  • A car accident or fall down downstairs can be a major trauma, though not so much if you are a stunt man in the movies.
  • Growing up in a house where you are constantly afraid of a parent or sibling can be emotionally traumatic but it will affect every individual differently.
  • Getting mugged 
  • Something random happens- you get hit by something or someone, and the body is not able to handle that stimulus in that moment.

So how do we deal with these kinds of events?

I believe the way the body deals with things of this nature,  is to store that energy that it can’t handle in the psoas muscle.

 And that’s nonsense in a lot of ways. 

One of my favorite teachers ever was happy to tell me that is nonsense.

“Emotions don’t live in muscles, muscles move the body.” 

I have nothing but respect for that teacher, but in my take the psoas really does hold onto energy that the body is not ready to let go of. 

That’s exactly why it’s all about the psoas.

The key to all of my work is a belief that our body is always interested in letting go of this unprocessed energy or trauma, but we have to create the environment for the body to do that. 

From my perspective, we do that with psoas release exercises. 

Before you get to release work you need to understand how the psoas works for you, or in most cases, doesn’t work for you.

It is as simple as this.

The psoas holds you upright. There are only three muscles connecting the upper and lower body.

about the psoas

Psoas major, piriformis, and gluteus Maximus. 

These three muscles, piriformis & gluteus maximus at the back and psoas at the front, are essentially holding the spine upright with the head on top of the spine.

When we stand well, we use the psoas well, and we can employ it all through our life.

When we stand well, we’re healing ourselves. 

The nature of standing well is a healing action because it aligns the psoas well and lets it start to do its thing.

Old You & New You

about the psoas

This is what I call Old You. This is how I think you stand. 

I think you lean backward. That’s what people do in general—  thighs forward, upper body backward.

When you stand this way, because of the position of the pelvis, legs, and spine, you’re not using your psoas. 

And the simple act of shifting your thighs back employs your psoas.
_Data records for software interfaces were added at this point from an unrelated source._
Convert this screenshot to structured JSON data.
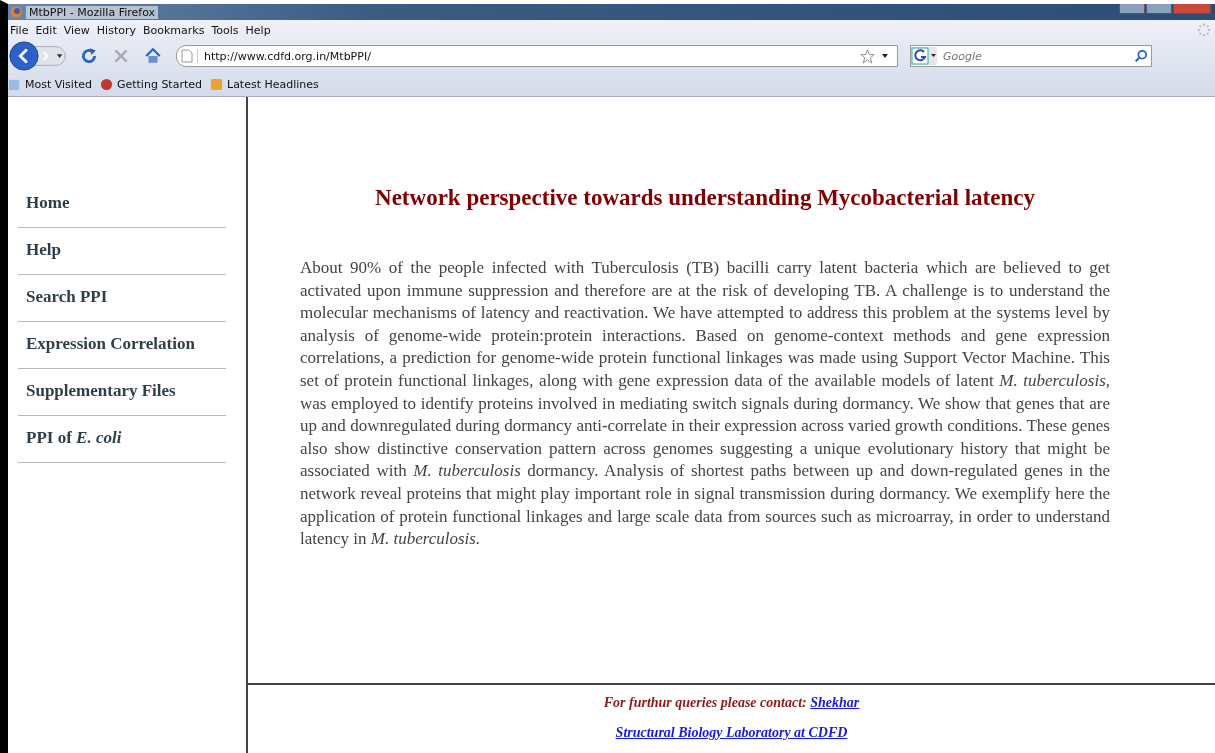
{
  "window": {
    "title": "MtbPPI - Mozilla Firefox"
  },
  "menu": [
    "File",
    "Edit",
    "View",
    "History",
    "Bookmarks",
    "Tools",
    "Help"
  ],
  "address_bar": {
    "value": "http://www.cdfd.org.in/MtbPPI/"
  },
  "search": {
    "placeholder": "Google"
  },
  "bookmarks": [
    "Most Visited",
    "Getting Started",
    "Latest Headlines"
  ],
  "sidebar": {
    "items": [
      {
        "label": "Home"
      },
      {
        "label": "Help"
      },
      {
        "label": "Search PPI"
      },
      {
        "label": "Expression Correlation"
      },
      {
        "label": "Supplementary Files"
      },
      {
        "label": "PPI of *E. coli*"
      }
    ]
  },
  "heading": "Network perspective towards understanding Mycobacterial latency",
  "abstract": "About 90% of the people infected with Tuberculosis (TB) bacilli carry latent bacteria which are believed to get activated upon immune suppression and therefore are at the risk of developing TB. A challenge is to understand the molecular mechanisms of latency and reactivation. We have attempted to address this problem at the systems level by analysis of genome-wide protein:protein interactions. Based on genome-context methods and gene expression correlations, a prediction for genome-wide protein functional linkages was made using Support Vector Machine. This set of protein functional linkages, along with gene expression data of the available models of latent *M. tuberculosis*, was employed to identify proteins involved in mediating switch signals during dormancy. We show that genes that are up and downregulated during dormancy anti-correlate in their expression across varied growth conditions. These genes also show distinctive conservation pattern across genomes suggesting a unique evolutionary history that might be associated with *M. tuberculosis* dormancy. Analysis of shortest paths between up and down-regulated genes in the network reveal proteins that might play important role in signal transmission during dormancy. We exemplify here the application of protein functional linkages and large scale data from sources such as microarray, in order to understand latency in *M. tuberculosis.*",
  "footer": {
    "contact_text": "For furthur queries please contact:",
    "contact_link": "Shekhar",
    "lab_link": "Structural Biology Laboratory at CDFD"
  }
}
In the Old You, if you go slightly back, you move into a kind of curve like a parenthesis.

And the main thing is—  you don’t use your psoas. 

about the psoas

This is New You. When you put the legs under the hips into New You, you employ the psoas.

You allow the psoas to align well, engage correctly,  and function as designed, to move you through space along with supporting and stabilizing the spine. 

The work I do in regards to the psoas is release work, which is doing very little to accomplish a lot. You lay around doing nothing and you can gain an incredible amount of benefit.

 But, to be clear, you could also heal just by standing better and by walking better. 

And I’m not saying that you don’t walk well or don’t stand well—  but—  I don’t think people use their body best. 

And when you start using your body better, that’s healing.

The body is a self-healing machine. 

Stand well and walk well, and you start to heal the body because the body wants to be aligned well, engaged well, and used well.

And to me, it’s all about the psoas.

If you don’t use the psoas when standing, walking, and even sleeping- which is a whole other thing, it’s very, very hard to get the most out of the body. 

If you buy any of what I’m saying—  that unprocessed energy, that trauma of all different kinds lives in the body and lives in your psoas—  you have to create an environment to let it go.

And you can. You can do that at any time. 

But, and this is a big but, the body doesn’t let go until it’s ready, which is fascinating and a whole other topic.

For now, though, believe that you can heal and you can improve the way you stand and the way you walk. 

With the exception of nerve damage, we can do so many amazing things to heal the body.